╭─ DATASET ENTRIES
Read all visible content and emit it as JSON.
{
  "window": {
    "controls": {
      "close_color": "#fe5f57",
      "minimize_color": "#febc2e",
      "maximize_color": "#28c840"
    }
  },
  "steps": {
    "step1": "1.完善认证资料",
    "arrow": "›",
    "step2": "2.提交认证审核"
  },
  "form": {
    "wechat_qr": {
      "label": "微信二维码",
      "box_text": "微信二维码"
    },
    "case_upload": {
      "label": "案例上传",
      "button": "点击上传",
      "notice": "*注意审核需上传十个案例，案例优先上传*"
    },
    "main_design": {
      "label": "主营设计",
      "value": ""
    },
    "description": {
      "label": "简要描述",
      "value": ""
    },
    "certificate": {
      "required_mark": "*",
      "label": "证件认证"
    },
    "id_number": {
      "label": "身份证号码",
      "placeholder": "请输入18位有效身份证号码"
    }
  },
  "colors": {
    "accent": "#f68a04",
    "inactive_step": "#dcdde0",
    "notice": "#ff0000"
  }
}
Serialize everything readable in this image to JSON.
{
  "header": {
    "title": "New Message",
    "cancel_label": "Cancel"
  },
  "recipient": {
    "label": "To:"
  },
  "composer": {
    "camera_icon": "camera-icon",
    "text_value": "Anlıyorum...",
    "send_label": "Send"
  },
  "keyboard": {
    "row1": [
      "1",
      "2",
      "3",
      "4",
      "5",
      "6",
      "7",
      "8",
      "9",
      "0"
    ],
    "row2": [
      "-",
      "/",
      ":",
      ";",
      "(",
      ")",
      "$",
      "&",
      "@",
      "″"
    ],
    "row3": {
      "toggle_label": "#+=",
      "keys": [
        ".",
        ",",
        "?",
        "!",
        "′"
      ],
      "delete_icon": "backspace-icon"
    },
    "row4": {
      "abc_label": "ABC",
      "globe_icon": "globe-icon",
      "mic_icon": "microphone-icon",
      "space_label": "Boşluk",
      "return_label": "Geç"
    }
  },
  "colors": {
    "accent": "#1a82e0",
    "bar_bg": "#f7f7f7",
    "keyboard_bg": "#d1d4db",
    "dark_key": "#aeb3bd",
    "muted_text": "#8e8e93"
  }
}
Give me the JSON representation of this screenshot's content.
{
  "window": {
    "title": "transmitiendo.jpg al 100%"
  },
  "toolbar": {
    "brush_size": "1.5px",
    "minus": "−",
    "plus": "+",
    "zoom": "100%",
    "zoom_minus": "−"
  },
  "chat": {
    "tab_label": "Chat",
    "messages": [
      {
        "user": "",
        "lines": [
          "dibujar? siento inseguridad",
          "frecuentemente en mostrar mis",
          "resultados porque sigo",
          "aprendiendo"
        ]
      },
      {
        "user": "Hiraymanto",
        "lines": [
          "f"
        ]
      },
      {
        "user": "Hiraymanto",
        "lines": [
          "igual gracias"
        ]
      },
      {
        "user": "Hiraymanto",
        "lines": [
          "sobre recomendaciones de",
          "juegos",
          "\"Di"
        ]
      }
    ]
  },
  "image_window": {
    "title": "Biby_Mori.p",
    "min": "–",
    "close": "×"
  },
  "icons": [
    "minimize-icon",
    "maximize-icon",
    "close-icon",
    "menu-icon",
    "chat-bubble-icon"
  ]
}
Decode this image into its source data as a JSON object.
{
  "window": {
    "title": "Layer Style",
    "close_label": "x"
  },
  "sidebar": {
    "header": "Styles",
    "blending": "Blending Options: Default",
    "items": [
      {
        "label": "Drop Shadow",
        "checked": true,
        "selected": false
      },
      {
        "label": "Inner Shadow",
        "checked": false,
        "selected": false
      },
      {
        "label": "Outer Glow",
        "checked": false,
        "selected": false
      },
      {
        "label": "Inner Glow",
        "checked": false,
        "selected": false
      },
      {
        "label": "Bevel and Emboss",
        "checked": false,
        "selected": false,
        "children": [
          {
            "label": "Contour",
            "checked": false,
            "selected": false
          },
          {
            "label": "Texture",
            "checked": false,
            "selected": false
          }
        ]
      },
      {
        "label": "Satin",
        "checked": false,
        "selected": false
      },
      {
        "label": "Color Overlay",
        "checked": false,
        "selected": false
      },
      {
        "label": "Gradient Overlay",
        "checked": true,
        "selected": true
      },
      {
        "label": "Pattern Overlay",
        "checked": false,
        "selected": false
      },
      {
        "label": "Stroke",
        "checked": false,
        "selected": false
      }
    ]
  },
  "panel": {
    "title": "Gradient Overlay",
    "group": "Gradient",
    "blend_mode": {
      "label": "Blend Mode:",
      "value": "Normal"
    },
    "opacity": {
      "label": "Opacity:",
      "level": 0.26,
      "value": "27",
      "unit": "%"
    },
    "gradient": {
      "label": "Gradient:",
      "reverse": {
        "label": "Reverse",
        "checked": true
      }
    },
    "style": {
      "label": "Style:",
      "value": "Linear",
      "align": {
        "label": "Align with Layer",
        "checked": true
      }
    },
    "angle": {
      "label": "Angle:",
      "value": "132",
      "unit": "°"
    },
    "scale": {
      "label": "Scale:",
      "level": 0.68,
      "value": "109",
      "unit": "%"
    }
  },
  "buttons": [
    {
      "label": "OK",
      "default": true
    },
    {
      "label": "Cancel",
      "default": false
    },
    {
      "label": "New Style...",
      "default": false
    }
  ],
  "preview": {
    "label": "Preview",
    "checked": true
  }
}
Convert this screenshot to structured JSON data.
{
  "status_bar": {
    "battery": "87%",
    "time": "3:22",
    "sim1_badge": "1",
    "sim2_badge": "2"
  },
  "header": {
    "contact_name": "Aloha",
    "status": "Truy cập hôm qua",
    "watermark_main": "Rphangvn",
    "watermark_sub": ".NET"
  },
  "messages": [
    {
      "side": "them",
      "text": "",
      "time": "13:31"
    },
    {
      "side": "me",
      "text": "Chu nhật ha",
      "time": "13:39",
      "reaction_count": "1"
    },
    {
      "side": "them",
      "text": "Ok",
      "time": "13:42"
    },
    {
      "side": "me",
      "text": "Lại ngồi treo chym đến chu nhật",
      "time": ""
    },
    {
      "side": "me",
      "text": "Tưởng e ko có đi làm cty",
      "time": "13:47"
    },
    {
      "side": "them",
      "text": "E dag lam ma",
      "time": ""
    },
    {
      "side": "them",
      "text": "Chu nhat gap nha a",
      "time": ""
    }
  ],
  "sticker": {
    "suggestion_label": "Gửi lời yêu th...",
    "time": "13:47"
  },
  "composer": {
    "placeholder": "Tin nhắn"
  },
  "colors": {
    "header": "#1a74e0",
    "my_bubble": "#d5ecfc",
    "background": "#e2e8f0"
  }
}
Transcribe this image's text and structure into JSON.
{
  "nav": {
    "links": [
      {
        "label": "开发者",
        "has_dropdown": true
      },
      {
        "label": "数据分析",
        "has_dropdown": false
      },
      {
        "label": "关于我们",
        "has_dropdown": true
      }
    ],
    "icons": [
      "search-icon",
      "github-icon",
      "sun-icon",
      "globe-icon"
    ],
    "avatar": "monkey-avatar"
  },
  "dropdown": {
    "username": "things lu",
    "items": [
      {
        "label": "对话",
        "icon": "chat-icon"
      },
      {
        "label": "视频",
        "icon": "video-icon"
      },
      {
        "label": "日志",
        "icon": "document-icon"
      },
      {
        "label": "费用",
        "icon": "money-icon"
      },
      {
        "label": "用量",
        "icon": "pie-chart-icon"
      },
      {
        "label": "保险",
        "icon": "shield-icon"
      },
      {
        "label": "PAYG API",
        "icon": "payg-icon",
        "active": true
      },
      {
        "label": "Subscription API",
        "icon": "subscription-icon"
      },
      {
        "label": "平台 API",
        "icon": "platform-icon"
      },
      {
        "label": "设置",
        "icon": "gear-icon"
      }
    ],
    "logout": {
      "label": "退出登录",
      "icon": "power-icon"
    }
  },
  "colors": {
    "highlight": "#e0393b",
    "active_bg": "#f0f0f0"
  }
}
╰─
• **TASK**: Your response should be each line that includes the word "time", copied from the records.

• **TASK OUTPUT**:
    "time": "3:22",
      "time": "13:31"
      "time": "13:39",
      "time": "13:42"
      "time": ""
      "time": "13:47"
      "time": ""
      "time": ""
    "time": "13:47"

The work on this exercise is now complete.